↓

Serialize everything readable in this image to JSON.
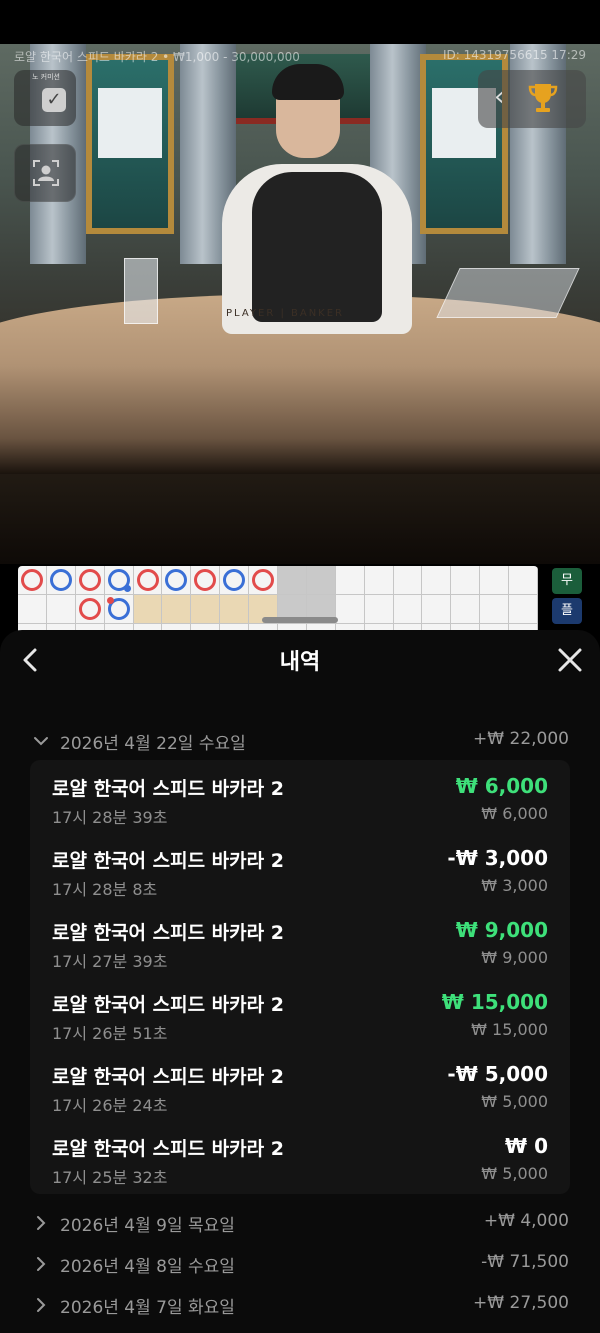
{
  "stage": {
    "game_title": "로얄 한국어 스피드 바카라 2 • ₩1,000 - 30,000,000",
    "game_id": "ID: 14319756615 17:29",
    "no_commission_label": "노 커미션",
    "table_text": "PLAYER | BANKER"
  },
  "road": {
    "side_stats": [
      "무",
      "플"
    ]
  },
  "sheet": {
    "title": "내역",
    "expanded_day": {
      "date": "2026년 4월 22일 수요일",
      "total": "+₩ 22,000",
      "entries": [
        {
          "name": "로얄 한국어 스피드 바카라 2",
          "time": "17시 28분 39초",
          "amount": "₩ 6,000",
          "stake": "₩ 6,000",
          "status": "win"
        },
        {
          "name": "로얄 한국어 스피드 바카라 2",
          "time": "17시 28분 8초",
          "amount": "-₩ 3,000",
          "stake": "₩ 3,000",
          "status": "loss"
        },
        {
          "name": "로얄 한국어 스피드 바카라 2",
          "time": "17시 27분 39초",
          "amount": "₩ 9,000",
          "stake": "₩ 9,000",
          "status": "win"
        },
        {
          "name": "로얄 한국어 스피드 바카라 2",
          "time": "17시 26분 51초",
          "amount": "₩ 15,000",
          "stake": "₩ 15,000",
          "status": "win"
        },
        {
          "name": "로얄 한국어 스피드 바카라 2",
          "time": "17시 26분 24초",
          "amount": "-₩ 5,000",
          "stake": "₩ 5,000",
          "status": "loss"
        },
        {
          "name": "로얄 한국어 스피드 바카라 2",
          "time": "17시 25분 32초",
          "amount": "₩ 0",
          "stake": "₩ 5,000",
          "status": "push"
        }
      ]
    },
    "collapsed_days": [
      {
        "date": "2026년 4월 9일 목요일",
        "total": "+₩ 4,000"
      },
      {
        "date": "2026년 4월 8일 수요일",
        "total": "-₩ 71,500"
      },
      {
        "date": "2026년 4월 7일 화요일",
        "total": "+₩ 27,500"
      }
    ]
  },
  "colors": {
    "win": "#3ee07a",
    "banker_red": "#e24b4b",
    "player_blue": "#3a6fd6"
  }
}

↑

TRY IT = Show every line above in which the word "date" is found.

SOLVED PROBLEM =
      "date": "2026년 4월 22일 수요일",
        "date": "2026년 4월 9일 목요일",
        "date": "2026년 4월 8일 수요일",
        "date": "2026년 4월 7일 화요일",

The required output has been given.